*SUPPLIED RECORDS*.
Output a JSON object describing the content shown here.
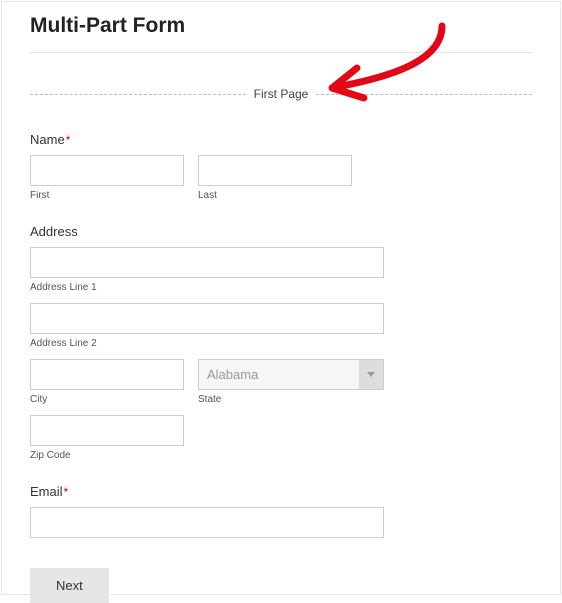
{
  "title": "Multi-Part Form",
  "divider_label": "First Page",
  "name": {
    "label": "Name",
    "required": "*",
    "first_value": "",
    "first_sub": "First",
    "last_value": "",
    "last_sub": "Last"
  },
  "address": {
    "label": "Address",
    "line1_value": "",
    "line1_sub": "Address Line 1",
    "line2_value": "",
    "line2_sub": "Address Line 2",
    "city_value": "",
    "city_sub": "City",
    "state_selected": "Alabama",
    "state_sub": "State",
    "zip_value": "",
    "zip_sub": "Zip Code"
  },
  "email": {
    "label": "Email",
    "required": "*",
    "value": ""
  },
  "next_btn": "Next",
  "annotation_color": "#e30613"
}
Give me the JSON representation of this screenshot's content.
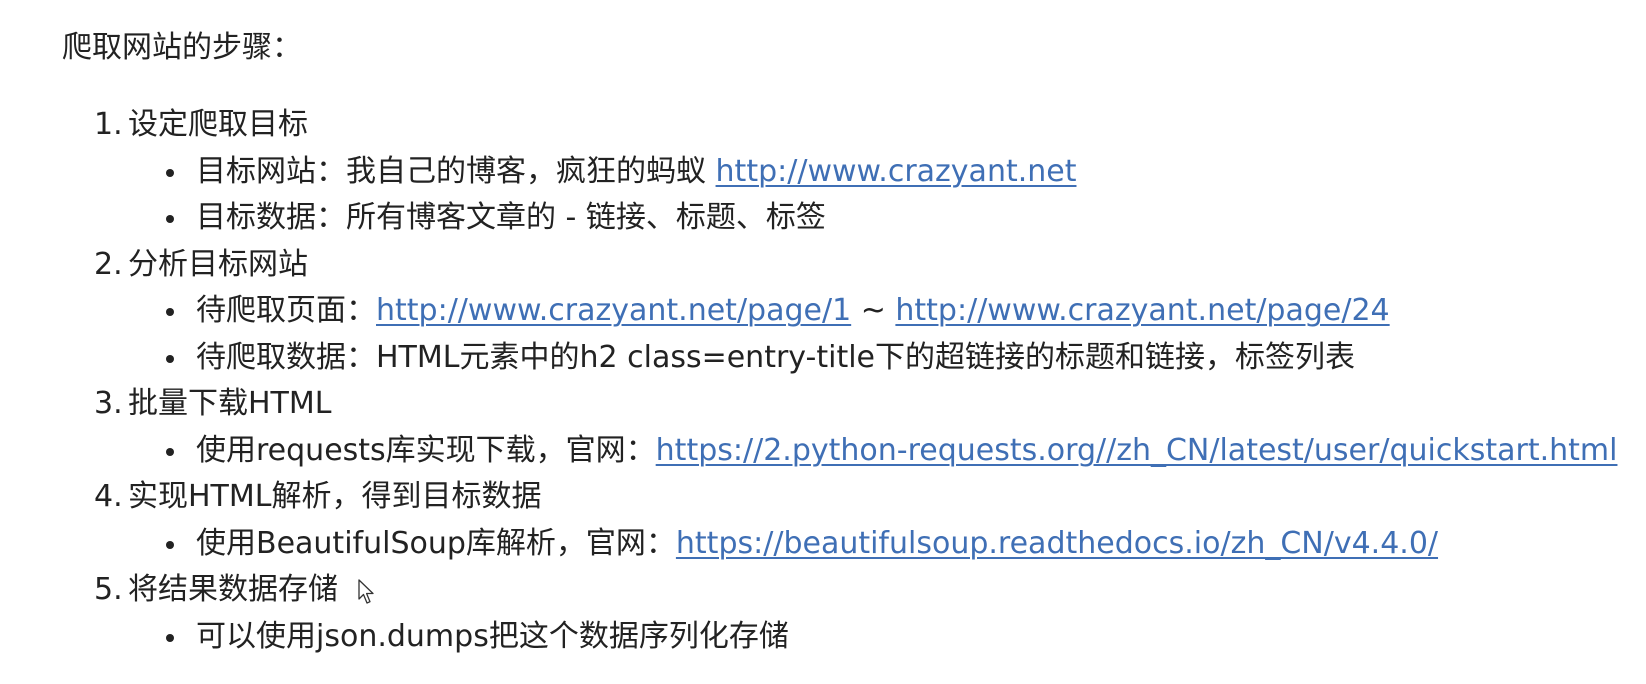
{
  "heading": "爬取网站的步骤：",
  "steps": [
    {
      "num": "1.",
      "title": "设定爬取目标",
      "items": [
        {
          "text": "目标网站：我自己的博客，疯狂的蚂蚁 ",
          "link": "http://www.crazyant.net"
        },
        {
          "text": "目标数据：所有博客文章的 - 链接、标题、标签"
        }
      ]
    },
    {
      "num": "2.",
      "title": "分析目标网站",
      "items": [
        {
          "text": "待爬取页面：",
          "link": "http://www.crazyant.net/page/1",
          "sep": " ~ ",
          "link2": "http://www.crazyant.net/page/24"
        },
        {
          "text": "待爬取数据：HTML元素中的h2 class=entry-title下的超链接的标题和链接，标签列表"
        }
      ]
    },
    {
      "num": "3.",
      "title": "批量下载HTML",
      "items": [
        {
          "text": "使用requests库实现下载，官网：",
          "link": "https://2.python-requests.org//zh_CN/latest/user/quickstart.html"
        }
      ]
    },
    {
      "num": "4.",
      "title": "实现HTML解析，得到目标数据",
      "items": [
        {
          "text": "使用BeautifulSoup库解析，官网：",
          "link": "https://beautifulsoup.readthedocs.io/zh_CN/v4.4.0/"
        }
      ]
    },
    {
      "num": "5.",
      "title": "将结果数据存储",
      "items": [
        {
          "text": "可以使用json.dumps把这个数据序列化存储"
        }
      ]
    }
  ],
  "icons": {
    "cursor": "mouse-pointer-icon"
  },
  "colors": {
    "text": "#222222",
    "link": "#3f6fb5",
    "background": "#ffffff"
  }
}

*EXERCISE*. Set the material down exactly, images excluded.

*WRITTEN SOLUTION*.
Output a JSON object describing the content shown here.
{
  "title": "Multi-Part Form",
  "divider_label": "First Page",
  "name": {
    "label": "Name",
    "required": "*",
    "first_value": "",
    "first_sub": "First",
    "last_value": "",
    "last_sub": "Last"
  },
  "address": {
    "label": "Address",
    "line1_value": "",
    "line1_sub": "Address Line 1",
    "line2_value": "",
    "line2_sub": "Address Line 2",
    "city_value": "",
    "city_sub": "City",
    "state_selected": "Alabama",
    "state_sub": "State",
    "zip_value": "",
    "zip_sub": "Zip Code"
  },
  "email": {
    "label": "Email",
    "required": "*",
    "value": ""
  },
  "next_btn": "Next",
  "annotation_color": "#e30613"
}
Give me the JSON representation of this screenshot's content.
{
  "heading": "爬取网站的步骤：",
  "steps": [
    {
      "num": "1.",
      "title": "设定爬取目标",
      "items": [
        {
          "text": "目标网站：我自己的博客，疯狂的蚂蚁 ",
          "link": "http://www.crazyant.net"
        },
        {
          "text": "目标数据：所有博客文章的 - 链接、标题、标签"
        }
      ]
    },
    {
      "num": "2.",
      "title": "分析目标网站",
      "items": [
        {
          "text": "待爬取页面：",
          "link": "http://www.crazyant.net/page/1",
          "sep": " ~ ",
          "link2": "http://www.crazyant.net/page/24"
        },
        {
          "text": "待爬取数据：HTML元素中的h2 class=entry-title下的超链接的标题和链接，标签列表"
        }
      ]
    },
    {
      "num": "3.",
      "title": "批量下载HTML",
      "items": [
        {
          "text": "使用requests库实现下载，官网：",
          "link": "https://2.python-requests.org//zh_CN/latest/user/quickstart.html"
        }
      ]
    },
    {
      "num": "4.",
      "title": "实现HTML解析，得到目标数据",
      "items": [
        {
          "text": "使用BeautifulSoup库解析，官网：",
          "link": "https://beautifulsoup.readthedocs.io/zh_CN/v4.4.0/"
        }
      ]
    },
    {
      "num": "5.",
      "title": "将结果数据存储",
      "items": [
        {
          "text": "可以使用json.dumps把这个数据序列化存储"
        }
      ]
    }
  ],
  "icons": {
    "cursor": "mouse-pointer-icon"
  },
  "colors": {
    "text": "#222222",
    "link": "#3f6fb5",
    "background": "#ffffff"
  }
}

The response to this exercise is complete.